**Work required:**
Write out the data word for word and omit every picture.

**Given records:**
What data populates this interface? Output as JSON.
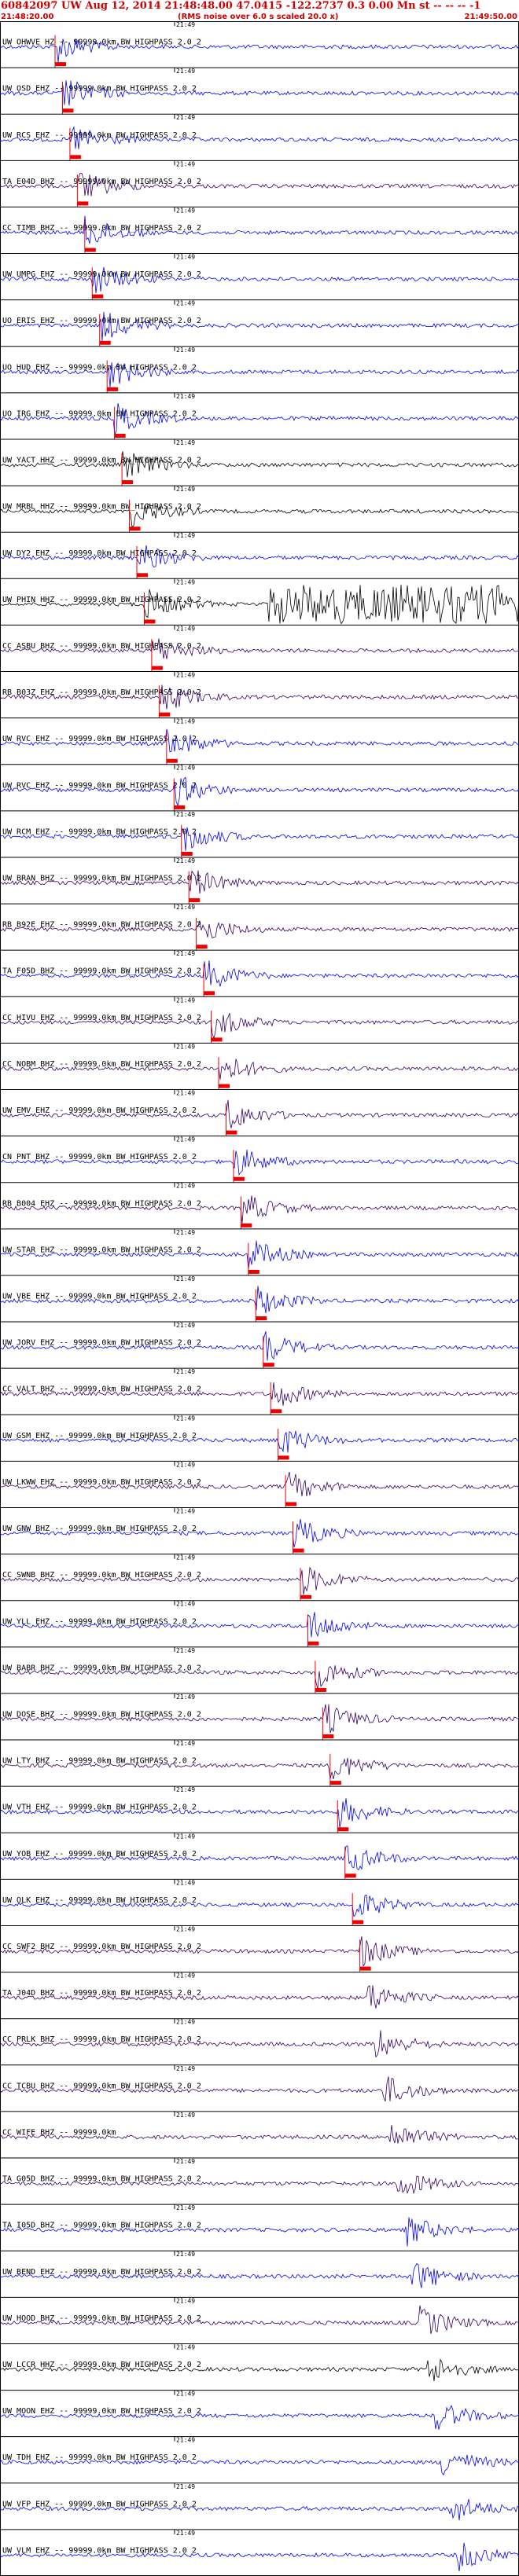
{
  "header": {
    "title": "60842097 UW Aug 12, 2014 21:48:48.00   47.0415 -122.2737   0.3 0.00 Mn st -- -- -- -1",
    "start_time": "21:48:20.00",
    "rms_note": "(RMS noise over 6.0 s scaled 20.0 x)",
    "end_time": "21:49:50.00"
  },
  "tick_label": "21:49",
  "colors": {
    "blue": "#0000ff",
    "black": "#000000",
    "purple": "#330066",
    "red": "#ee0000",
    "grid": "#000000"
  },
  "traces": [
    {
      "label": "UW OHWVE HZ -- 99999.0km BW_HIGHPASS 2.0 2",
      "color": "blue"
    },
    {
      "label": "UW OSD EHZ -- 99999.0km BW_HIGHPASS 2.0 2",
      "color": "blue"
    },
    {
      "label": "UW RCS EHZ -- 99999.0km BW_HIGHPASS 2.0 2",
      "color": "blue"
    },
    {
      "label": "TA E04D BHZ -- 99999.0km BW_HIGHPASS 2.0 2",
      "color": "purple"
    },
    {
      "label": "CC TIMB BHZ -- 99999.0km BW_HIGHPASS 2.0 2",
      "color": "blue"
    },
    {
      "label": "UW UMPG EHZ -- 99999.0km BW_HIGHPASS 2.0 2",
      "color": "blue"
    },
    {
      "label": "UO ERIS EHZ -- 99999.0km BW_HIGHPASS 2.0 2",
      "color": "blue"
    },
    {
      "label": "UO HUD EHZ -- 99999.0km BW_HIGHPASS 2.0 2",
      "color": "blue"
    },
    {
      "label": "UO IRG EHZ -- 99999.0km BW_HIGHPASS 2.0 2",
      "color": "blue"
    },
    {
      "label": "UW YACT HHZ -- 99999.0km BW_HIGHPASS 2.0 2",
      "color": "black"
    },
    {
      "label": "UW MRBL HHZ -- 99999.0km BW_HIGHPASS 2.0 2",
      "color": "black"
    },
    {
      "label": "UW DY2 EHZ -- 99999.0km BW_HIGHPASS 2.0 2",
      "color": "blue"
    },
    {
      "label": "UW PHIN HHZ -- 99999.0km BW_HIGHPASS 2.0 2",
      "color": "black"
    },
    {
      "label": "CC ASBU BHZ -- 99999.0km BW_HIGHPASS 2.0 2",
      "color": "purple"
    },
    {
      "label": "RB B03Z EHZ -- 99999.0km BW_HIGHPASS 2.0 2",
      "color": "purple"
    },
    {
      "label": "UW RVC EHZ -- 99999.0km BW_HIGHPASS 2.0 2",
      "color": "blue"
    },
    {
      "label": "UW RVC EHZ -- 99999.0km BW_HIGHPASS 2.0 2",
      "color": "blue"
    },
    {
      "label": "UW RCM EHZ -- 99999.0km BW_HIGHPASS 2.0 2",
      "color": "blue"
    },
    {
      "label": "UW BRAN BHZ -- 99999.0km BW_HIGHPASS 2.0 2",
      "color": "purple"
    },
    {
      "label": "RB B92E EHZ -- 99999.0km BW_HIGHPASS 2.0 2",
      "color": "purple"
    },
    {
      "label": "TA F05D BHZ -- 99999.0km BW_HIGHPASS 2.0 2",
      "color": "blue"
    },
    {
      "label": "CC HIVU EHZ -- 99999.0km BW_HIGHPASS 2.0 2",
      "color": "purple"
    },
    {
      "label": "CC NOBM BHZ -- 99999.0km BW_HIGHPASS 2.0 2",
      "color": "purple"
    },
    {
      "label": "UW EMV EHZ -- 99999.0km BW_HIGHPASS 2.0 2",
      "color": "purple"
    },
    {
      "label": "CN PNT BHZ -- 99999.0km BW_HIGHPASS 2.0 2",
      "color": "blue"
    },
    {
      "label": "RB B004 EHZ -- 99999.0km BW_HIGHPASS 2.0 2",
      "color": "purple"
    },
    {
      "label": "UW STAR EHZ -- 99999.0km BW_HIGHPASS 2.0 2",
      "color": "blue"
    },
    {
      "label": "UW VBE EHZ -- 99999.0km BW_HIGHPASS 2.0 2",
      "color": "blue"
    },
    {
      "label": "UW JORV EHZ -- 99999.0km BW_HIGHPASS 2.0 2",
      "color": "blue"
    },
    {
      "label": "CC VALT BHZ -- 99999.0km BW_HIGHPASS 2.0 2",
      "color": "purple"
    },
    {
      "label": "UW GSM EHZ -- 99999.0km BW_HIGHPASS 2.0 2",
      "color": "blue"
    },
    {
      "label": "UW LKWW EHZ -- 99999.0km BW_HIGHPASS 2.0 2",
      "color": "purple"
    },
    {
      "label": "UW GNW BHZ -- 99999.0km BW_HIGHPASS 2.0 2",
      "color": "blue"
    },
    {
      "label": "CC SWNB BHZ -- 99999.0km BW_HIGHPASS 2.0 2",
      "color": "purple"
    },
    {
      "label": "UW YLL EHZ -- 99999.0km BW_HIGHPASS 2.0 2",
      "color": "blue"
    },
    {
      "label": "UW BABR BHZ -- 99999.0km BW_HIGHPASS 2.0 2",
      "color": "purple"
    },
    {
      "label": "UW DOSE BHZ -- 99999.0km BW_HIGHPASS 2.0 2",
      "color": "purple"
    },
    {
      "label": "UW LTY BHZ -- 99999.0km BW_HIGHPASS 2.0 2",
      "color": "purple"
    },
    {
      "label": "UW VTH EHZ -- 99999.0km BW_HIGHPASS 2.0 2",
      "color": "blue"
    },
    {
      "label": "UW YOB EHZ -- 99999.0km BW_HIGHPASS 2.0 2",
      "color": "blue"
    },
    {
      "label": "UW OLK EHZ -- 99999.0km BW_HIGHPASS 2.0 2",
      "color": "blue"
    },
    {
      "label": "CC SWF2 BHZ -- 99999.0km BW_HIGHPASS 2.0 2",
      "color": "purple"
    },
    {
      "label": "TA J04D BHZ -- 99999.0km BW_HIGHPASS 2.0 2",
      "color": "purple"
    },
    {
      "label": "CC PRLK BHZ -- 99999.0km BW_HIGHPASS 2.0 2",
      "color": "purple"
    },
    {
      "label": "CC TCBU BHZ -- 99999.0km BW_HIGHPASS 2.0 2",
      "color": "purple"
    },
    {
      "label": "CC WIFE BHZ -- 99999.0km",
      "color": "purple"
    },
    {
      "label": "TA G05D BHZ -- 99999.0km BW_HIGHPASS 2.0 2",
      "color": "purple"
    },
    {
      "label": "TA I05D BHZ -- 99999.0km BW_HIGHPASS 2.0 2",
      "color": "blue"
    },
    {
      "label": "UW BEND EHZ -- 99999.0km BW_HIGHPASS 2.0 2",
      "color": "blue"
    },
    {
      "label": "UW HOOD BHZ -- 99999.0km BW_HIGHPASS 2.0 2",
      "color": "purple"
    },
    {
      "label": "UW LCCR HHZ -- 99999.0km BW_HIGHPASS 2.0 2",
      "color": "black"
    },
    {
      "label": "UW MOON EHZ -- 99999.0km BW_HIGHPASS 2.0 2",
      "color": "blue"
    },
    {
      "label": "UW TDH EHZ -- 99999.0km BW_HIGHPASS 2.0 2",
      "color": "blue"
    },
    {
      "label": "UW VFP EHZ -- 99999.0km BW_HIGHPASS 2.0 2",
      "color": "blue"
    },
    {
      "label": "UW VLM EHZ -- 99999.0km BW_HIGHPASS 2.0 2",
      "color": "blue"
    }
  ]
}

**Output:**
What data populates this interface? Output as JSON.
{
  "header": {
    "title": "60842097 UW Aug 12, 2014 21:48:48.00   47.0415 -122.2737   0.3 0.00 Mn st -- -- -- -1",
    "start_time": "21:48:20.00",
    "rms_note": "(RMS noise over 6.0 s scaled 20.0 x)",
    "end_time": "21:49:50.00"
  },
  "tick_label": "21:49",
  "colors": {
    "blue": "#0000ff",
    "black": "#000000",
    "purple": "#330066",
    "red": "#ee0000",
    "grid": "#000000"
  },
  "traces": [
    {
      "label": "UW OHWVE HZ -- 99999.0km BW_HIGHPASS 2.0 2",
      "color": "blue"
    },
    {
      "label": "UW OSD EHZ -- 99999.0km BW_HIGHPASS 2.0 2",
      "color": "blue"
    },
    {
      "label": "UW RCS EHZ -- 99999.0km BW_HIGHPASS 2.0 2",
      "color": "blue"
    },
    {
      "label": "TA E04D BHZ -- 99999.0km BW_HIGHPASS 2.0 2",
      "color": "purple"
    },
    {
      "label": "CC TIMB BHZ -- 99999.0km BW_HIGHPASS 2.0 2",
      "color": "blue"
    },
    {
      "label": "UW UMPG EHZ -- 99999.0km BW_HIGHPASS 2.0 2",
      "color": "blue"
    },
    {
      "label": "UO ERIS EHZ -- 99999.0km BW_HIGHPASS 2.0 2",
      "color": "blue"
    },
    {
      "label": "UO HUD EHZ -- 99999.0km BW_HIGHPASS 2.0 2",
      "color": "blue"
    },
    {
      "label": "UO IRG EHZ -- 99999.0km BW_HIGHPASS 2.0 2",
      "color": "blue"
    },
    {
      "label": "UW YACT HHZ -- 99999.0km BW_HIGHPASS 2.0 2",
      "color": "black"
    },
    {
      "label": "UW MRBL HHZ -- 99999.0km BW_HIGHPASS 2.0 2",
      "color": "black"
    },
    {
      "label": "UW DY2 EHZ -- 99999.0km BW_HIGHPASS 2.0 2",
      "color": "blue"
    },
    {
      "label": "UW PHIN HHZ -- 99999.0km BW_HIGHPASS 2.0 2",
      "color": "black"
    },
    {
      "label": "CC ASBU BHZ -- 99999.0km BW_HIGHPASS 2.0 2",
      "color": "purple"
    },
    {
      "label": "RB B03Z EHZ -- 99999.0km BW_HIGHPASS 2.0 2",
      "color": "purple"
    },
    {
      "label": "UW RVC EHZ -- 99999.0km BW_HIGHPASS 2.0 2",
      "color": "blue"
    },
    {
      "label": "UW RVC EHZ -- 99999.0km BW_HIGHPASS 2.0 2",
      "color": "blue"
    },
    {
      "label": "UW RCM EHZ -- 99999.0km BW_HIGHPASS 2.0 2",
      "color": "blue"
    },
    {
      "label": "UW BRAN BHZ -- 99999.0km BW_HIGHPASS 2.0 2",
      "color": "purple"
    },
    {
      "label": "RB B92E EHZ -- 99999.0km BW_HIGHPASS 2.0 2",
      "color": "purple"
    },
    {
      "label": "TA F05D BHZ -- 99999.0km BW_HIGHPASS 2.0 2",
      "color": "blue"
    },
    {
      "label": "CC HIVU EHZ -- 99999.0km BW_HIGHPASS 2.0 2",
      "color": "purple"
    },
    {
      "label": "CC NOBM BHZ -- 99999.0km BW_HIGHPASS 2.0 2",
      "color": "purple"
    },
    {
      "label": "UW EMV EHZ -- 99999.0km BW_HIGHPASS 2.0 2",
      "color": "purple"
    },
    {
      "label": "CN PNT BHZ -- 99999.0km BW_HIGHPASS 2.0 2",
      "color": "blue"
    },
    {
      "label": "RB B004 EHZ -- 99999.0km BW_HIGHPASS 2.0 2",
      "color": "purple"
    },
    {
      "label": "UW STAR EHZ -- 99999.0km BW_HIGHPASS 2.0 2",
      "color": "blue"
    },
    {
      "label": "UW VBE EHZ -- 99999.0km BW_HIGHPASS 2.0 2",
      "color": "blue"
    },
    {
      "label": "UW JORV EHZ -- 99999.0km BW_HIGHPASS 2.0 2",
      "color": "blue"
    },
    {
      "label": "CC VALT BHZ -- 99999.0km BW_HIGHPASS 2.0 2",
      "color": "purple"
    },
    {
      "label": "UW GSM EHZ -- 99999.0km BW_HIGHPASS 2.0 2",
      "color": "blue"
    },
    {
      "label": "UW LKWW EHZ -- 99999.0km BW_HIGHPASS 2.0 2",
      "color": "purple"
    },
    {
      "label": "UW GNW BHZ -- 99999.0km BW_HIGHPASS 2.0 2",
      "color": "blue"
    },
    {
      "label": "CC SWNB BHZ -- 99999.0km BW_HIGHPASS 2.0 2",
      "color": "purple"
    },
    {
      "label": "UW YLL EHZ -- 99999.0km BW_HIGHPASS 2.0 2",
      "color": "blue"
    },
    {
      "label": "UW BABR BHZ -- 99999.0km BW_HIGHPASS 2.0 2",
      "color": "purple"
    },
    {
      "label": "UW DOSE BHZ -- 99999.0km BW_HIGHPASS 2.0 2",
      "color": "purple"
    },
    {
      "label": "UW LTY BHZ -- 99999.0km BW_HIGHPASS 2.0 2",
      "color": "purple"
    },
    {
      "label": "UW VTH EHZ -- 99999.0km BW_HIGHPASS 2.0 2",
      "color": "blue"
    },
    {
      "label": "UW YOB EHZ -- 99999.0km BW_HIGHPASS 2.0 2",
      "color": "blue"
    },
    {
      "label": "UW OLK EHZ -- 99999.0km BW_HIGHPASS 2.0 2",
      "color": "blue"
    },
    {
      "label": "CC SWF2 BHZ -- 99999.0km BW_HIGHPASS 2.0 2",
      "color": "purple"
    },
    {
      "label": "TA J04D BHZ -- 99999.0km BW_HIGHPASS 2.0 2",
      "color": "purple"
    },
    {
      "label": "CC PRLK BHZ -- 99999.0km BW_HIGHPASS 2.0 2",
      "color": "purple"
    },
    {
      "label": "CC TCBU BHZ -- 99999.0km BW_HIGHPASS 2.0 2",
      "color": "purple"
    },
    {
      "label": "CC WIFE BHZ -- 99999.0km",
      "color": "purple"
    },
    {
      "label": "TA G05D BHZ -- 99999.0km BW_HIGHPASS 2.0 2",
      "color": "purple"
    },
    {
      "label": "TA I05D BHZ -- 99999.0km BW_HIGHPASS 2.0 2",
      "color": "blue"
    },
    {
      "label": "UW BEND EHZ -- 99999.0km BW_HIGHPASS 2.0 2",
      "color": "blue"
    },
    {
      "label": "UW HOOD BHZ -- 99999.0km BW_HIGHPASS 2.0 2",
      "color": "purple"
    },
    {
      "label": "UW LCCR HHZ -- 99999.0km BW_HIGHPASS 2.0 2",
      "color": "black"
    },
    {
      "label": "UW MOON EHZ -- 99999.0km BW_HIGHPASS 2.0 2",
      "color": "blue"
    },
    {
      "label": "UW TDH EHZ -- 99999.0km BW_HIGHPASS 2.0 2",
      "color": "blue"
    },
    {
      "label": "UW VFP EHZ -- 99999.0km BW_HIGHPASS 2.0 2",
      "color": "blue"
    },
    {
      "label": "UW VLM EHZ -- 99999.0km BW_HIGHPASS 2.0 2",
      "color": "blue"
    }
  ]
}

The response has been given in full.